While I enjoy the cool features of my smartphone and Ipad, I realized long ago that my dependency on these devices was slowly taking over my life and the lives of everyone around me.
I first noticed the dangers by observing my husband’s relationship with his Blackberry. From the moment he bought that phone, it went everywhere with him, even to bed. Some nights, I’d wake up to see his figure hunched over a faint light emitting from the device as he typed madly with his thumbs. When I say “night,” I’m not talking 10pm. I’m talking 2am or 3am. This was not one way messaging either. It was clear he was actually communicating with another person.
The next morning I’d ask him.
“Who were you texting in middle of the night?”
“A client,” he’d reply. “They had a question.”
This didn’t just happen in the middle of the night. We’d go on vacations to the beach, and there he’d be typing or talking business the entire time. To call it a “vacation” was a huge misnomer. I consider a “vacation” sitting by the hotel pool with my latest copy of In Style magazine while summoning the staff to bring me an alcoholic beverage with just enough fruit in it to satisfy my quest for healthy living. Just being outside by the ocean if I’m working is still working in my book even if the pool staff brings you a drink now and then.
Cell coverage has also been a huge issue. On one “vacation,” we flew to the Turks & Caicos only to turn around the next day when my husband discovered he couldn’t get a good cell signal. He tried to make himself feel better that he’d actually “vacationed” by sitting outside in the sun the entire time we were there until his entire body looked like crisply cooked bacon. Thankfully, we were able to get off the island before he required medical treatment for third degree burns.
Another time, we tried Grand Cayman Island. Again, the cell coverage was poor and we were back home so fast I had to look at what was left of my ticket stub to convince myself that I’d really been there.
The worst was a trip to Disney World. My husband agreed to ride the Buzz Lightyear Space Ranger spin ride alone. I suspected something unusual in his cheerful agreement to ride solo. My suspicions were confirmed at the end of the ride when the photo taken of his ride experience showed him texting on his Blackberry.
There is also meal time. I don’t care if it’s a State Dinner, these days everyone I know puts their smartphone next to their dinner plate as though it’s required in order to complete the place setting. Then they answer it if it rings as if the living breathing human beings sitting there don’t exist.
For example, I could be in midsentence, “Yes, the doctor doesn’t think I’ll make it because I have terminal . . . .” RRRINNGG. Before I can form the first letter of my ailment, up goes my dining companion’s finger as a polite way to get me to shut up while they “take the call.” Then I sit there like an idiot. I might as well already be dead.
Occasionally, in this situation, I’ll pull out my own smartphone and start texting myself. I don’t want to look like some loser with nothing to do. What I’m forgetting is that when I text someone else, I’m furthering the never ending chain where the person I text is now probably having to throw up her finger to shut up her dining companion in order to answer me. On and on and on it goes.

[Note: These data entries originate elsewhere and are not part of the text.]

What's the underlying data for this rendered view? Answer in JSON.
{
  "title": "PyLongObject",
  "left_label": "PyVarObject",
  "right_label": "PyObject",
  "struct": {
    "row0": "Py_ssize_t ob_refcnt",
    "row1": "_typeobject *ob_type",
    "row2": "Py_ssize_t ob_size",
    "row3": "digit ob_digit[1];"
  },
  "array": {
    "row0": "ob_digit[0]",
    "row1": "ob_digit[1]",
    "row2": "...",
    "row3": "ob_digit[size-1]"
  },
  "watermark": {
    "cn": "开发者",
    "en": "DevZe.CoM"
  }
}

Besides assuming to be constantly available to the entire world, there is also the strange etiquette associated with these devices. For example, there is no good way to end a text without risking being rude. Sometimes, I’ll be texting someone and they’ll just disappear.

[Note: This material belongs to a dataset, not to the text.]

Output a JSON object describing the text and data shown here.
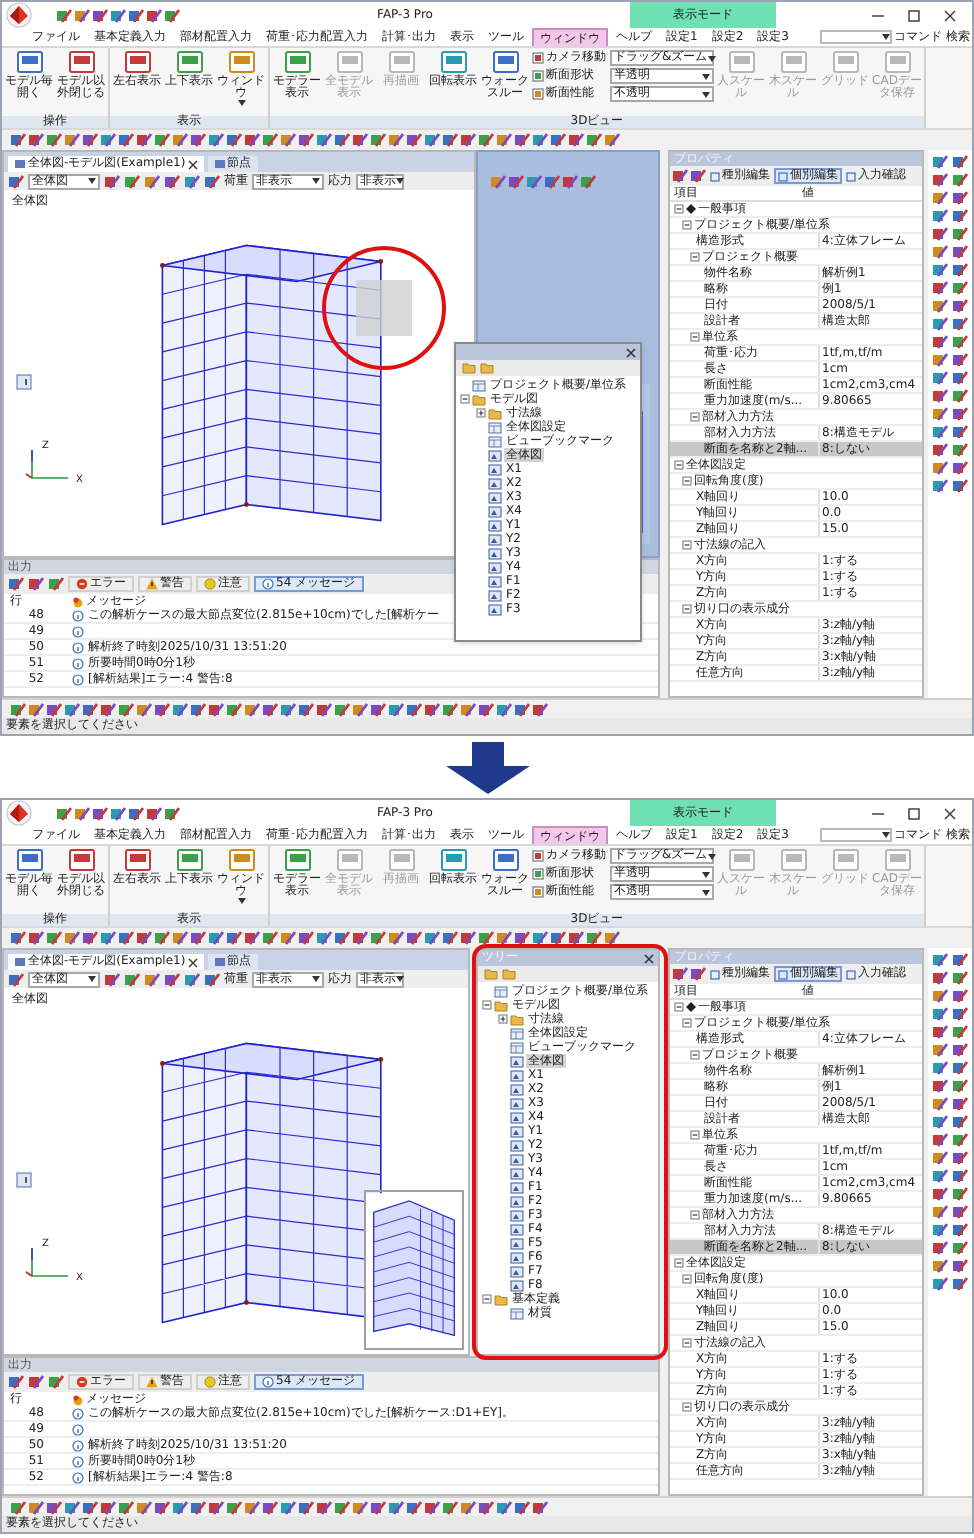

“What happened?” I wonder, “Did I say something they didn’t like? Are they mad at me? Did they just get run over by a truck because they were texting me from the crosswalk and they weren’t paying attention?”

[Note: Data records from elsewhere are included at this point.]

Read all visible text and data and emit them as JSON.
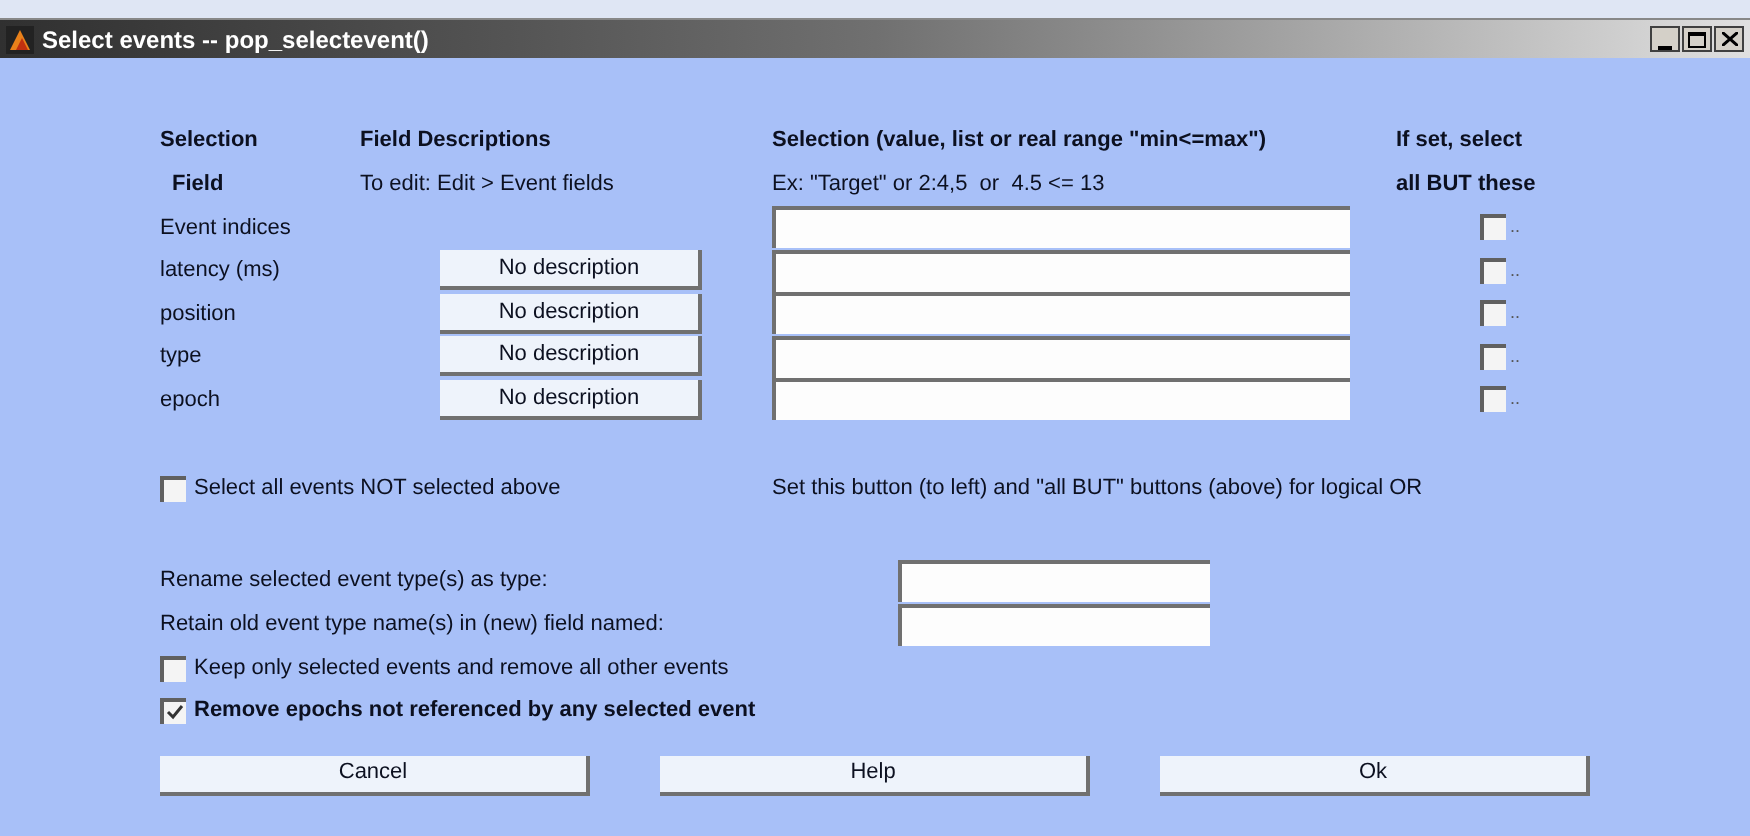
{
  "window": {
    "title": "Select events -- pop_selectevent()"
  },
  "headers": {
    "field_top": "Selection",
    "field_bottom": "Field",
    "desc_top": "Field Descriptions",
    "desc_bottom": "To edit: Edit > Event fields",
    "sel_top": "Selection (value, list or real range \"min<=max\")",
    "sel_bottom": "Ex: \"Target\" or 2:4,5  or  4.5 <= 13",
    "but_top": "If set, select",
    "but_bottom": "all BUT these"
  },
  "rows": [
    {
      "label": "Event indices",
      "checked": false,
      "suffix": ".."
    },
    {
      "label": "latency (ms)",
      "description": "No description",
      "checked": false,
      "suffix": ".."
    },
    {
      "label": "position",
      "description": "No description",
      "checked": false,
      "suffix": ".."
    },
    {
      "label": "type",
      "description": "No description",
      "checked": false,
      "suffix": ".."
    },
    {
      "label": "epoch",
      "description": "No description",
      "checked": false,
      "suffix": ".."
    }
  ],
  "select_all": {
    "label": "Select all events NOT selected above",
    "checked": false
  },
  "note": "Set this button (to left) and \"all BUT\" buttons (above) for logical OR",
  "rename_fields": [
    {
      "label": "Rename selected event type(s) as type:"
    },
    {
      "label": "Retain old event type name(s) in (new) field named:"
    }
  ],
  "options": [
    {
      "label": "Keep only selected events and remove all other events",
      "checked": false,
      "bold": false
    },
    {
      "label": "Remove epochs not referenced by any selected event",
      "checked": true,
      "bold": true
    }
  ],
  "buttons": [
    "Cancel",
    "Help",
    "Ok"
  ]
}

At the very least, I think there should be an internationally recognized acronym for “I’m not texting you anymore but no hard feelings.”
So many sci-fi books and movies predict a time when robots and computers defeat the human race. Since I can’t possibly see any of us ever giving up these devices, I’d say that day has already come.